Data for this exercise |

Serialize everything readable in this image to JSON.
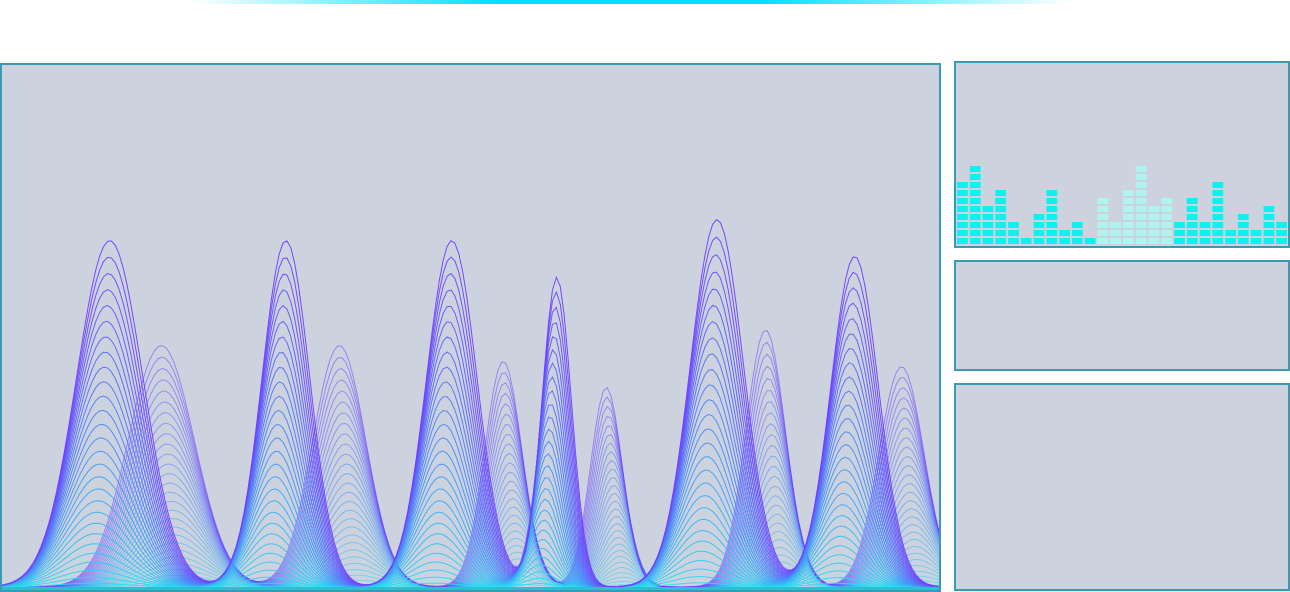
{
  "colors": {
    "panel_bg": "#ccd3df",
    "panel_border": "#3a9ab4",
    "glow": "#00e0ff",
    "wave_top": "#7040ff",
    "wave_bottom": "#20e8f0",
    "eq_bright": "#10f0f0",
    "eq_pale": "#b0f4f0"
  },
  "visualizer": {
    "layers": 28,
    "front_peaks": [
      {
        "pos": 0.115,
        "amp": 0.66,
        "width": 0.05
      },
      {
        "pos": 0.303,
        "amp": 0.66,
        "width": 0.036
      },
      {
        "pos": 0.48,
        "amp": 0.66,
        "width": 0.038
      },
      {
        "pos": 0.592,
        "amp": 0.59,
        "width": 0.022
      },
      {
        "pos": 0.763,
        "amp": 0.7,
        "width": 0.04
      },
      {
        "pos": 0.91,
        "amp": 0.63,
        "width": 0.036
      }
    ],
    "back_peaks": [
      {
        "pos": 0.17,
        "amp": 0.46,
        "width": 0.05
      },
      {
        "pos": 0.36,
        "amp": 0.46,
        "width": 0.04
      },
      {
        "pos": 0.535,
        "amp": 0.43,
        "width": 0.028
      },
      {
        "pos": 0.645,
        "amp": 0.38,
        "width": 0.024
      },
      {
        "pos": 0.815,
        "amp": 0.49,
        "width": 0.03
      },
      {
        "pos": 0.96,
        "amp": 0.42,
        "width": 0.034
      }
    ]
  },
  "equalizer": {
    "bars": [
      {
        "level": 8,
        "pale": false
      },
      {
        "level": 10,
        "pale": false
      },
      {
        "level": 5,
        "pale": false
      },
      {
        "level": 7,
        "pale": false
      },
      {
        "level": 3,
        "pale": false
      },
      {
        "level": 1,
        "pale": false
      },
      {
        "level": 4,
        "pale": false
      },
      {
        "level": 7,
        "pale": false
      },
      {
        "level": 2,
        "pale": false
      },
      {
        "level": 3,
        "pale": false
      },
      {
        "level": 1,
        "pale": false
      },
      {
        "level": 6,
        "pale": true
      },
      {
        "level": 3,
        "pale": true
      },
      {
        "level": 7,
        "pale": true
      },
      {
        "level": 10,
        "pale": true
      },
      {
        "level": 5,
        "pale": true
      },
      {
        "level": 6,
        "pale": true
      },
      {
        "level": 3,
        "pale": false
      },
      {
        "level": 6,
        "pale": false
      },
      {
        "level": 3,
        "pale": false
      },
      {
        "level": 8,
        "pale": false
      },
      {
        "level": 2,
        "pale": false
      },
      {
        "level": 4,
        "pale": false
      },
      {
        "level": 2,
        "pale": false
      },
      {
        "level": 5,
        "pale": false
      },
      {
        "level": 3,
        "pale": false
      }
    ]
  }
}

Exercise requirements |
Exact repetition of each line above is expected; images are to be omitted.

Solution to the problem |
Serialize everything readable in this image to JSON.
{
  "colors": {
    "panel_bg": "#ccd3df",
    "panel_border": "#3a9ab4",
    "glow": "#00e0ff",
    "wave_top": "#7040ff",
    "wave_bottom": "#20e8f0",
    "eq_bright": "#10f0f0",
    "eq_pale": "#b0f4f0"
  },
  "visualizer": {
    "layers": 28,
    "front_peaks": [
      {
        "pos": 0.115,
        "amp": 0.66,
        "width": 0.05
      },
      {
        "pos": 0.303,
        "amp": 0.66,
        "width": 0.036
      },
      {
        "pos": 0.48,
        "amp": 0.66,
        "width": 0.038
      },
      {
        "pos": 0.592,
        "amp": 0.59,
        "width": 0.022
      },
      {
        "pos": 0.763,
        "amp": 0.7,
        "width": 0.04
      },
      {
        "pos": 0.91,
        "amp": 0.63,
        "width": 0.036
      }
    ],
    "back_peaks": [
      {
        "pos": 0.17,
        "amp": 0.46,
        "width": 0.05
      },
      {
        "pos": 0.36,
        "amp": 0.46,
        "width": 0.04
      },
      {
        "pos": 0.535,
        "amp": 0.43,
        "width": 0.028
      },
      {
        "pos": 0.645,
        "amp": 0.38,
        "width": 0.024
      },
      {
        "pos": 0.815,
        "amp": 0.49,
        "width": 0.03
      },
      {
        "pos": 0.96,
        "amp": 0.42,
        "width": 0.034
      }
    ]
  },
  "equalizer": {
    "bars": [
      {
        "level": 8,
        "pale": false
      },
      {
        "level": 10,
        "pale": false
      },
      {
        "level": 5,
        "pale": false
      },
      {
        "level": 7,
        "pale": false
      },
      {
        "level": 3,
        "pale": false
      },
      {
        "level": 1,
        "pale": false
      },
      {
        "level": 4,
        "pale": false
      },
      {
        "level": 7,
        "pale": false
      },
      {
        "level": 2,
        "pale": false
      },
      {
        "level": 3,
        "pale": false
      },
      {
        "level": 1,
        "pale": false
      },
      {
        "level": 6,
        "pale": true
      },
      {
        "level": 3,
        "pale": true
      },
      {
        "level": 7,
        "pale": true
      },
      {
        "level": 10,
        "pale": true
      },
      {
        "level": 5,
        "pale": true
      },
      {
        "level": 6,
        "pale": true
      },
      {
        "level": 3,
        "pale": false
      },
      {
        "level": 6,
        "pale": false
      },
      {
        "level": 3,
        "pale": false
      },
      {
        "level": 8,
        "pale": false
      },
      {
        "level": 2,
        "pale": false
      },
      {
        "level": 4,
        "pale": false
      },
      {
        "level": 2,
        "pale": false
      },
      {
        "level": 5,
        "pale": false
      },
      {
        "level": 3,
        "pale": false
      }
    ]
  }
}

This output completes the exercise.